[EXTRACTED ENTRIES Boundary: Start]

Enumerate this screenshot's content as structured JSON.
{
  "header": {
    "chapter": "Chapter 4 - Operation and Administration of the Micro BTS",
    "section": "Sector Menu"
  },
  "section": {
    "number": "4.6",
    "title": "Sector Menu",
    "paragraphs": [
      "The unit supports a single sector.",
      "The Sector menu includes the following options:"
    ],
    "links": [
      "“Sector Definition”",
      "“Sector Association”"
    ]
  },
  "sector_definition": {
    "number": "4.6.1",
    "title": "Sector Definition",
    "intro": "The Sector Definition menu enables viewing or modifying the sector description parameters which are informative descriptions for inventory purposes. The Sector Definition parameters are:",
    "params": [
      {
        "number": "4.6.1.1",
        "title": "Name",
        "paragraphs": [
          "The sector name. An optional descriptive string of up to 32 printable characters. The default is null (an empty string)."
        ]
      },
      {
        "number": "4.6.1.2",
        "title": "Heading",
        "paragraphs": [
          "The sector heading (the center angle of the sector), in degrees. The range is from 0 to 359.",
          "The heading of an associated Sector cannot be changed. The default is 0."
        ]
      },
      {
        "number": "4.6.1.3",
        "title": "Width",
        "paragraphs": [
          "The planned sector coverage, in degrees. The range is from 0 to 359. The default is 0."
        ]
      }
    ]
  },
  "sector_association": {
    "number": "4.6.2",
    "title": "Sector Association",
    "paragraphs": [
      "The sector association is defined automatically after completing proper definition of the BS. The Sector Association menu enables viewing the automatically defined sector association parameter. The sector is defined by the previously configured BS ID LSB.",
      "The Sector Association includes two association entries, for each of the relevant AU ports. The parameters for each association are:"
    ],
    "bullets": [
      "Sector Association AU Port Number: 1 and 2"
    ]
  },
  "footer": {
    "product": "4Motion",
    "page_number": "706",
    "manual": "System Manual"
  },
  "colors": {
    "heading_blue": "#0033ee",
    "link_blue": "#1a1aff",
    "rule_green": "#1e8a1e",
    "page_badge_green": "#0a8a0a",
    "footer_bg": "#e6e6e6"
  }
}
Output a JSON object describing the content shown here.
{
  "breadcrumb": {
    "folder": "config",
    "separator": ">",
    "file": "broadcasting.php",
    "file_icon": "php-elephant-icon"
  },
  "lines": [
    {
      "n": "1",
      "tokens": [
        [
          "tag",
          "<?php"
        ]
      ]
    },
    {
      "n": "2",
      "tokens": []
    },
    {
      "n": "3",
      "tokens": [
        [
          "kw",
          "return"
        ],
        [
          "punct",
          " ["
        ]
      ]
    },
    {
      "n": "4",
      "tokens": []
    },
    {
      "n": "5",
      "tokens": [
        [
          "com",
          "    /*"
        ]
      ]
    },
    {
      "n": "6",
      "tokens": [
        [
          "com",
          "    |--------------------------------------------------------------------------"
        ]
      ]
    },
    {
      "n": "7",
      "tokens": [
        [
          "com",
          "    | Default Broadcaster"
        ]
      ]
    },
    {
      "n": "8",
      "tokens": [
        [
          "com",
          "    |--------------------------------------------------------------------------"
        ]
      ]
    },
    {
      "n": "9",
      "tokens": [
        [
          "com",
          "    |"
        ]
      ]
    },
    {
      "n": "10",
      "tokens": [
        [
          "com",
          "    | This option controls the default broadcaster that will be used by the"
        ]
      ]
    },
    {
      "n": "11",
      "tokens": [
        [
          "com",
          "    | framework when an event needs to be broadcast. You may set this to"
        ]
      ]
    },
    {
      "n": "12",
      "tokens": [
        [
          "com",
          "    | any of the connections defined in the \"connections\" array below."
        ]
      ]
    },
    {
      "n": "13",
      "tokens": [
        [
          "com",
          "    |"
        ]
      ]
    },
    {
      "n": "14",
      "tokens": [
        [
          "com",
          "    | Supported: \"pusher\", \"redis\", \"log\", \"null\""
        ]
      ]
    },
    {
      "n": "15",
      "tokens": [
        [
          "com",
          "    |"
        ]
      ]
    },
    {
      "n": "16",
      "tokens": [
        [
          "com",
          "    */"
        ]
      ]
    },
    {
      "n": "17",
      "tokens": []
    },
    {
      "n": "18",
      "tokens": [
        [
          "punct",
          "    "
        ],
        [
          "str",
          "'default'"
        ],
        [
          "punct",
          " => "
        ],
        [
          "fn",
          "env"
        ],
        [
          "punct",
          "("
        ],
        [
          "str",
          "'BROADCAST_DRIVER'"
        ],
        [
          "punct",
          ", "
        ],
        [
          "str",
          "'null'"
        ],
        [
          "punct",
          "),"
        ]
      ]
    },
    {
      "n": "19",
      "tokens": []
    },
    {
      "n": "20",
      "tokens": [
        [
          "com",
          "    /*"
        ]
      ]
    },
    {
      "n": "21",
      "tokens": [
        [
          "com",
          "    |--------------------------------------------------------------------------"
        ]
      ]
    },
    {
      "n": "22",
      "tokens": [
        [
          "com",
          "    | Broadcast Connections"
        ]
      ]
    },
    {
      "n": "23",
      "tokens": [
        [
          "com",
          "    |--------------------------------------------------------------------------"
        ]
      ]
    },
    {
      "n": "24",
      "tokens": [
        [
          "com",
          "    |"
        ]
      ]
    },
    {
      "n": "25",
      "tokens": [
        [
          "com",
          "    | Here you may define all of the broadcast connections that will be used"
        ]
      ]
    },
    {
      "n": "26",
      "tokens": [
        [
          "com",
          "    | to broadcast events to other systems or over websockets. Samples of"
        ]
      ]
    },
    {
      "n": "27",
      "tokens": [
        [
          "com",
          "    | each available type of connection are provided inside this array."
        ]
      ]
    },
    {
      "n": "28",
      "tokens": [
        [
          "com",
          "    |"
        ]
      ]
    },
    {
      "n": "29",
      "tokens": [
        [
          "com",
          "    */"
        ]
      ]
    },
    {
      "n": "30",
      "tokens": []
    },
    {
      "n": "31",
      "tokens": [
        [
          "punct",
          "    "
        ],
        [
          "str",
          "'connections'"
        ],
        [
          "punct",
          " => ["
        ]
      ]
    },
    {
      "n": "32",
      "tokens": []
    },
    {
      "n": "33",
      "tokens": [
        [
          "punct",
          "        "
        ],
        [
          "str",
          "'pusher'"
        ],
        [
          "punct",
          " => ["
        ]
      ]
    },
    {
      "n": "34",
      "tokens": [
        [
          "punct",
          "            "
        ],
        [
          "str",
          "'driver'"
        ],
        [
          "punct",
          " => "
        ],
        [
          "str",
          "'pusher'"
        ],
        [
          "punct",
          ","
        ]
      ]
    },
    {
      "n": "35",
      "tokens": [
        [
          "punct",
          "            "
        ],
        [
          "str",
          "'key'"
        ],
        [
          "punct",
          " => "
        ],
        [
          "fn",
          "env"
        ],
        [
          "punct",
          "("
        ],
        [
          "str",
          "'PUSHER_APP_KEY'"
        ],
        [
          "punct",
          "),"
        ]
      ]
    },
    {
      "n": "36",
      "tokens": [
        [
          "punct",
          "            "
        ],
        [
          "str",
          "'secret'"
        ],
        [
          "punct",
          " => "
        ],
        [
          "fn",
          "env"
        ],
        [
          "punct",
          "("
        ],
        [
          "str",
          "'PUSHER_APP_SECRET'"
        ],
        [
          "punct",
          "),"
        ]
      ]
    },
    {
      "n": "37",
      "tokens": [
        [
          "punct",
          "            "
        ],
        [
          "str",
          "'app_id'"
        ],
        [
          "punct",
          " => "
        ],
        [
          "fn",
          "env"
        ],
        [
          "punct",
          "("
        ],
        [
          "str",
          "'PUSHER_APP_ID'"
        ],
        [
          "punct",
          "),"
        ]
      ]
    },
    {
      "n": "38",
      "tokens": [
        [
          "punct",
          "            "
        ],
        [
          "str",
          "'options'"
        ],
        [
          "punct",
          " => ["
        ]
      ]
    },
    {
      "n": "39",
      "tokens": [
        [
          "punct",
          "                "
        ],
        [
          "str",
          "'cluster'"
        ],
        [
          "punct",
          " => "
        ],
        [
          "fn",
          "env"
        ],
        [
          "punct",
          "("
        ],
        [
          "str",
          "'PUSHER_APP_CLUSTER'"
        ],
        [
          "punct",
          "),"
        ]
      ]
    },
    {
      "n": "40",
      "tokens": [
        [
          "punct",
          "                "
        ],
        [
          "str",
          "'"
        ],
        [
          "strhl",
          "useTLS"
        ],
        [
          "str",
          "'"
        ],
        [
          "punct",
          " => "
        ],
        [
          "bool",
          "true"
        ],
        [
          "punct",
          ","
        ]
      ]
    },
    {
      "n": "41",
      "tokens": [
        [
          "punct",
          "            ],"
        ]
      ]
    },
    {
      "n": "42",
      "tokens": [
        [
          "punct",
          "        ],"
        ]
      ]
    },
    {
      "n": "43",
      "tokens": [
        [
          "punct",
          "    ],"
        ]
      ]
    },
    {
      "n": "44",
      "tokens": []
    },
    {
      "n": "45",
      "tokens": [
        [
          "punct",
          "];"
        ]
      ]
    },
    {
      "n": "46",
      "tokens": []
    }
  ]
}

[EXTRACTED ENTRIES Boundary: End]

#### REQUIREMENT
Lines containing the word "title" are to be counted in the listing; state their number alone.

#### RESPONSE AREA
6